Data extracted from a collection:
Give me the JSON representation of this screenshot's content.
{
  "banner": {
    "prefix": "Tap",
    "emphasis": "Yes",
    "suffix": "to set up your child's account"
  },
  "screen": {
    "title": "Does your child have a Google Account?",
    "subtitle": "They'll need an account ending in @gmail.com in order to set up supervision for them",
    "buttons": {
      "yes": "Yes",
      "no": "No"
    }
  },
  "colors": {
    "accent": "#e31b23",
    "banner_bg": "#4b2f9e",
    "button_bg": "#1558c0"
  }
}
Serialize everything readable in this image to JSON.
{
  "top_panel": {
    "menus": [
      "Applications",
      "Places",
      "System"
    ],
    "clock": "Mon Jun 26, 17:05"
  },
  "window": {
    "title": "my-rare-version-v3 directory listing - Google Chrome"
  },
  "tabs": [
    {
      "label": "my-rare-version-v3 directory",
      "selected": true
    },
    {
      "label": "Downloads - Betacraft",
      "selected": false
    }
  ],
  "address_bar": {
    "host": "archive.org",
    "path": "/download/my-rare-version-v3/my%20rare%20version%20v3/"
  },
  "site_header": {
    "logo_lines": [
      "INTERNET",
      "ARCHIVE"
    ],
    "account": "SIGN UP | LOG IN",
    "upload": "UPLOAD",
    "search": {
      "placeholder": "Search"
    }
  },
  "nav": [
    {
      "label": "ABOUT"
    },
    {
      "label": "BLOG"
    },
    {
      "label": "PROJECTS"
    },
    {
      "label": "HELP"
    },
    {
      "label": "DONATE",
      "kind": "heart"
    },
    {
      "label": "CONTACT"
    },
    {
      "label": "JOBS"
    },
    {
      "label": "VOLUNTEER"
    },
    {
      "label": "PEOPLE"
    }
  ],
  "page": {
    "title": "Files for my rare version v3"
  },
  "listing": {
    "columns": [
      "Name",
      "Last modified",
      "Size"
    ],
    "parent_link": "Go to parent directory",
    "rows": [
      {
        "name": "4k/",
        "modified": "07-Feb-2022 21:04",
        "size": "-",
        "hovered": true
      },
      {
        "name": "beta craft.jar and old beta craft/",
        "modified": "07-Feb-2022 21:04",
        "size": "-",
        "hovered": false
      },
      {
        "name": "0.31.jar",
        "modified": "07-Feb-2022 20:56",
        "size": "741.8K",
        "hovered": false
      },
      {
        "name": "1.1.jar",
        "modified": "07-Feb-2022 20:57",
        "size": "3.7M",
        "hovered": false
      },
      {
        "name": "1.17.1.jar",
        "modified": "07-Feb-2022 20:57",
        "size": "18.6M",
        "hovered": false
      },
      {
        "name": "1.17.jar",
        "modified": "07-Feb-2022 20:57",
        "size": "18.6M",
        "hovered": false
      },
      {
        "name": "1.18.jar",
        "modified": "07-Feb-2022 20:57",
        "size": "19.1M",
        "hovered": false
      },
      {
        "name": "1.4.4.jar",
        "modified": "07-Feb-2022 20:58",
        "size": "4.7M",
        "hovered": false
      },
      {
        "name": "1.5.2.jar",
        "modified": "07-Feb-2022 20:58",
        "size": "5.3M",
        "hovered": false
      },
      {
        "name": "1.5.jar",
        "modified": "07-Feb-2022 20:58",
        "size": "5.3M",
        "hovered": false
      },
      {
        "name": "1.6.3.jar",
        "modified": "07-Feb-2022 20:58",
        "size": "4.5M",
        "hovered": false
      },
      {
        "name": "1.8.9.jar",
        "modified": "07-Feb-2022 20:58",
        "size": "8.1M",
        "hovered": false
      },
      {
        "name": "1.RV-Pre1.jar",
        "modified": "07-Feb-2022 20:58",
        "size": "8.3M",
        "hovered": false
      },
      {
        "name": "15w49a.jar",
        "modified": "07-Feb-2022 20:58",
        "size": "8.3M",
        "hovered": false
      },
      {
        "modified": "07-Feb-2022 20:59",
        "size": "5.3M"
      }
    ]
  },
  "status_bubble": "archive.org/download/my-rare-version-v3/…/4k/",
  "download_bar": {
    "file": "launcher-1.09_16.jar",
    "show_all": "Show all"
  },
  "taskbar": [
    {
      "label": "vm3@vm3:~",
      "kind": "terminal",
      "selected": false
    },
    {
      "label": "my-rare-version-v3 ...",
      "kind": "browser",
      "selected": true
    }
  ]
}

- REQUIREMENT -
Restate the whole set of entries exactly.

- FINISHED TASK -
Give me the JSON representation of this screenshot's content.
{
  "banner": {
    "prefix": "Tap",
    "emphasis": "Yes",
    "suffix": "to set up your child's account"
  },
  "screen": {
    "title": "Does your child have a Google Account?",
    "subtitle": "They'll need an account ending in @gmail.com in order to set up supervision for them",
    "buttons": {
      "yes": "Yes",
      "no": "No"
    }
  },
  "colors": {
    "accent": "#e31b23",
    "banner_bg": "#4b2f9e",
    "button_bg": "#1558c0"
  }
}
Serialize everything readable in this image to JSON.
{
  "top_panel": {
    "menus": [
      "Applications",
      "Places",
      "System"
    ],
    "clock": "Mon Jun 26, 17:05"
  },
  "window": {
    "title": "my-rare-version-v3 directory listing - Google Chrome"
  },
  "tabs": [
    {
      "label": "my-rare-version-v3 directory",
      "selected": true
    },
    {
      "label": "Downloads - Betacraft",
      "selected": false
    }
  ],
  "address_bar": {
    "host": "archive.org",
    "path": "/download/my-rare-version-v3/my%20rare%20version%20v3/"
  },
  "site_header": {
    "logo_lines": [
      "INTERNET",
      "ARCHIVE"
    ],
    "account": "SIGN UP | LOG IN",
    "upload": "UPLOAD",
    "search": {
      "placeholder": "Search"
    }
  },
  "nav": [
    {
      "label": "ABOUT"
    },
    {
      "label": "BLOG"
    },
    {
      "label": "PROJECTS"
    },
    {
      "label": "HELP"
    },
    {
      "label": "DONATE",
      "kind": "heart"
    },
    {
      "label": "CONTACT"
    },
    {
      "label": "JOBS"
    },
    {
      "label": "VOLUNTEER"
    },
    {
      "label": "PEOPLE"
    }
  ],
  "page": {
    "title": "Files for my rare version v3"
  },
  "listing": {
    "columns": [
      "Name",
      "Last modified",
      "Size"
    ],
    "parent_link": "Go to parent directory",
    "rows": [
      {
        "name": "4k/",
        "modified": "07-Feb-2022 21:04",
        "size": "-",
        "hovered": true
      },
      {
        "name": "beta craft.jar and old beta craft/",
        "modified": "07-Feb-2022 21:04",
        "size": "-",
        "hovered": false
      },
      {
        "name": "0.31.jar",
        "modified": "07-Feb-2022 20:56",
        "size": "741.8K",
        "hovered": false
      },
      {
        "name": "1.1.jar",
        "modified": "07-Feb-2022 20:57",
        "size": "3.7M",
        "hovered": false
      },
      {
        "name": "1.17.1.jar",
        "modified": "07-Feb-2022 20:57",
        "size": "18.6M",
        "hovered": false
      },
      {
        "name": "1.17.jar",
        "modified": "07-Feb-2022 20:57",
        "size": "18.6M",
        "hovered": false
      },
      {
        "name": "1.18.jar",
        "modified": "07-Feb-2022 20:57",
        "size": "19.1M",
        "hovered": false
      },
      {
        "name": "1.4.4.jar",
        "modified": "07-Feb-2022 20:58",
        "size": "4.7M",
        "hovered": false
      },
      {
        "name": "1.5.2.jar",
        "modified": "07-Feb-2022 20:58",
        "size": "5.3M",
        "hovered": false
      },
      {
        "name": "1.5.jar",
        "modified": "07-Feb-2022 20:58",
        "size": "5.3M",
        "hovered": false
      },
      {
        "name": "1.6.3.jar",
        "modified": "07-Feb-2022 20:58",
        "size": "4.5M",
        "hovered": false
      },
      {
        "name": "1.8.9.jar",
        "modified": "07-Feb-2022 20:58",
        "size": "8.1M",
        "hovered": false
      },
      {
        "name": "1.RV-Pre1.jar",
        "modified": "07-Feb-2022 20:58",
        "size": "8.3M",
        "hovered": false
      },
      {
        "name": "15w49a.jar",
        "modified": "07-Feb-2022 20:58",
        "size": "8.3M",
        "hovered": false
      },
      {
        "modified": "07-Feb-2022 20:59",
        "size": "5.3M"
      }
    ]
  },
  "status_bubble": "archive.org/download/my-rare-version-v3/…/4k/",
  "download_bar": {
    "file": "launcher-1.09_16.jar",
    "show_all": "Show all"
  },
  "taskbar": [
    {
      "label": "vm3@vm3:~",
      "kind": "terminal",
      "selected": false
    },
    {
      "label": "my-rare-version-v3 ...",
      "kind": "browser",
      "selected": true
    }
  ]
}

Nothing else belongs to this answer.